[DATASET RECORDS]
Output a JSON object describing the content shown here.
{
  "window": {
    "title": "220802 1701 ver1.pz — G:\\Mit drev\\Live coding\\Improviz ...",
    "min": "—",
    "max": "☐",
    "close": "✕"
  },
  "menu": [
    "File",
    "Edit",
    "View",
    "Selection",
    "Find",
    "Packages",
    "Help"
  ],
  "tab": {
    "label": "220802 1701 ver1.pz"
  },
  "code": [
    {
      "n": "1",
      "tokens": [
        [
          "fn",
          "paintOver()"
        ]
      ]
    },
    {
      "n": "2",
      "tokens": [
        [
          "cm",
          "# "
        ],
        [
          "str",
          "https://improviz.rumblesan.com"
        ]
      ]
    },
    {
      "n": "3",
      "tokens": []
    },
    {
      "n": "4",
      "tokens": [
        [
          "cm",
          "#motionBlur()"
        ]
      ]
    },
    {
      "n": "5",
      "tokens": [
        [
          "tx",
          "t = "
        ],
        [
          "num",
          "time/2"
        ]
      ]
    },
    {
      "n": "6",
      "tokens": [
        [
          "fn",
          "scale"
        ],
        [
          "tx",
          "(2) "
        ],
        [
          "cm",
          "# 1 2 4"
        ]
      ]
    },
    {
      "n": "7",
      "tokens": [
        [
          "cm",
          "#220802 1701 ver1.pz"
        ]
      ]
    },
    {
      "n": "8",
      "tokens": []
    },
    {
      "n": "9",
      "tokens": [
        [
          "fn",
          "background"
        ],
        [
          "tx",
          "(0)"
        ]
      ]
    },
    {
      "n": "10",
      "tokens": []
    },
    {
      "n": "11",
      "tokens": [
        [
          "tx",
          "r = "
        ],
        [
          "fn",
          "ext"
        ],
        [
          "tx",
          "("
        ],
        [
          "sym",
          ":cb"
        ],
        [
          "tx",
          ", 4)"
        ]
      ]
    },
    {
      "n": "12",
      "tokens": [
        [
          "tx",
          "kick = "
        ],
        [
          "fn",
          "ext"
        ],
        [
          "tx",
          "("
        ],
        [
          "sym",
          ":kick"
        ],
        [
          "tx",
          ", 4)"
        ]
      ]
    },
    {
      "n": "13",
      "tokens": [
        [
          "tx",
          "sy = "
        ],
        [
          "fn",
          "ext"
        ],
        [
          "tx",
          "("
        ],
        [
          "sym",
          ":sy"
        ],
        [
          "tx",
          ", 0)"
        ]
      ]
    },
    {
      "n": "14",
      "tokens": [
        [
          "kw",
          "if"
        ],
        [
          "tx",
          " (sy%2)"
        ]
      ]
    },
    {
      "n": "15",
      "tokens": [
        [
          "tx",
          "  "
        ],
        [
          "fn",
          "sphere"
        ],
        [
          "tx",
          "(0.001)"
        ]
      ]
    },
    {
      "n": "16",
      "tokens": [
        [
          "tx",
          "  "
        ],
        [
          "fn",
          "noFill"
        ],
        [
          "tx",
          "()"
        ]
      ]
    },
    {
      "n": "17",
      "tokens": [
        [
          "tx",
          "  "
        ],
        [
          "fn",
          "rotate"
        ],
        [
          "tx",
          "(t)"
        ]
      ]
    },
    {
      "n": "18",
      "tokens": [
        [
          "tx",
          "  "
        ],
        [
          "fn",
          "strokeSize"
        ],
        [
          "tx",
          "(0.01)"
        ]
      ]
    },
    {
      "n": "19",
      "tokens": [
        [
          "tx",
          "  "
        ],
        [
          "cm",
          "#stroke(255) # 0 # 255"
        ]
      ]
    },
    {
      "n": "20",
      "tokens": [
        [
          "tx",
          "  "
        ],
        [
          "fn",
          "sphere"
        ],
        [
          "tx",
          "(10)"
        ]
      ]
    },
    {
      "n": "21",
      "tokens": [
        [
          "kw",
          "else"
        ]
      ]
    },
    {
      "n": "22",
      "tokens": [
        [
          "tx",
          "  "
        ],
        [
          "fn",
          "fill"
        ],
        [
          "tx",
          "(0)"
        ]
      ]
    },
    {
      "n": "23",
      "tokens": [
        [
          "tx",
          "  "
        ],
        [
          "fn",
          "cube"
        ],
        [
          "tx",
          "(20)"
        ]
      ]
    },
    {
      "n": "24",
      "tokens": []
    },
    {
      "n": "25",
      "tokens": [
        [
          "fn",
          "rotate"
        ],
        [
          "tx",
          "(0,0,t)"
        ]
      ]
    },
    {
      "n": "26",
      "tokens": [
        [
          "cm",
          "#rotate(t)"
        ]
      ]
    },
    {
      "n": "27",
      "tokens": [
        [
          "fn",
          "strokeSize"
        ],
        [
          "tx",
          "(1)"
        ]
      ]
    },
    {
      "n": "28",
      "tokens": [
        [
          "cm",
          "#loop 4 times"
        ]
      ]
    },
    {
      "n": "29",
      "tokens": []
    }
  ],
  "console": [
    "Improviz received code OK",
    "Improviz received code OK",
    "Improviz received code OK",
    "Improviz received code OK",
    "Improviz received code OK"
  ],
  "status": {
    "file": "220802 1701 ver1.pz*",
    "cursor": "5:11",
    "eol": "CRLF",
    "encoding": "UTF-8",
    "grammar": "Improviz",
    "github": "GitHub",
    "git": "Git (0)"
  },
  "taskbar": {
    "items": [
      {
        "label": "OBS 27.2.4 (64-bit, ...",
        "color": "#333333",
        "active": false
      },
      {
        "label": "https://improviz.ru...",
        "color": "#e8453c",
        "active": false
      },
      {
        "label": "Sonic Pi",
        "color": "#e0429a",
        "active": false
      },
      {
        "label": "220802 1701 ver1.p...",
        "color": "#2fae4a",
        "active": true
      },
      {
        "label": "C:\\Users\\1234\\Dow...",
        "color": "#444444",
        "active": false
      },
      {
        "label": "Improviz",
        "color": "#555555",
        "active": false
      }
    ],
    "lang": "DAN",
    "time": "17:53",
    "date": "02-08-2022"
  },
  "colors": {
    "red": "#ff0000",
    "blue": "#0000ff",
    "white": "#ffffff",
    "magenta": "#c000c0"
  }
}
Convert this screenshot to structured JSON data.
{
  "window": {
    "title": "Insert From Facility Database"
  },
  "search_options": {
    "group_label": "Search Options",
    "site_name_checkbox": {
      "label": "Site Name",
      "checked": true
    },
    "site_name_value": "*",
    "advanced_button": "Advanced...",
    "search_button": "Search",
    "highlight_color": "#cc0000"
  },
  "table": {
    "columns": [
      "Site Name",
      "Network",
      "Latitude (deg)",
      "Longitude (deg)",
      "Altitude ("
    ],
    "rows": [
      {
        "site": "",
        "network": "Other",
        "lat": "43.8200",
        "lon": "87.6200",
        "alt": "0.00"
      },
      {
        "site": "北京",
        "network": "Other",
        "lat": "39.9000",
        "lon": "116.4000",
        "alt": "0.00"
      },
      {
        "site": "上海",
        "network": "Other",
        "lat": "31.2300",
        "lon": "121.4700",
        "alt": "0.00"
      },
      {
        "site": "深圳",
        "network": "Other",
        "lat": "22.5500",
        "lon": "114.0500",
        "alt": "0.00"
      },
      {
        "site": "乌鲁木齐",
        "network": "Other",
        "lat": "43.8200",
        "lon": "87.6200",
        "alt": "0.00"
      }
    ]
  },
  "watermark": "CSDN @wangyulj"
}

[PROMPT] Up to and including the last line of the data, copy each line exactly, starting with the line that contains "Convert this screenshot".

[REPLY]
Convert this screenshot to structured JSON data.
{
  "window": {
    "title": "Insert From Facility Database"
  },
  "search_options": {
    "group_label": "Search Options",
    "site_name_checkbox": {
      "label": "Site Name",
      "checked": true
    },
    "site_name_value": "*",
    "advanced_button": "Advanced...",
    "search_button": "Search",
    "highlight_color": "#cc0000"
  },
  "table": {
    "columns": [
      "Site Name",
      "Network",
      "Latitude (deg)",
      "Longitude (deg)",
      "Altitude ("
    ],
    "rows": [
      {
        "site": "",
        "network": "Other",
        "lat": "43.8200",
        "lon": "87.6200",
        "alt": "0.00"
      },
      {
        "site": "北京",
        "network": "Other",
        "lat": "39.9000",
        "lon": "116.4000",
        "alt": "0.00"
      },
      {
        "site": "上海",
        "network": "Other",
        "lat": "31.2300",
        "lon": "121.4700",
        "alt": "0.00"
      },
      {
        "site": "深圳",
        "network": "Other",
        "lat": "22.5500",
        "lon": "114.0500",
        "alt": "0.00"
      },
      {
        "site": "乌鲁木齐",
        "network": "Other",
        "lat": "43.8200",
        "lon": "87.6200",
        "alt": "0.00"
      }
    ]
  },
  "watermark": "CSDN @wangyulj"
}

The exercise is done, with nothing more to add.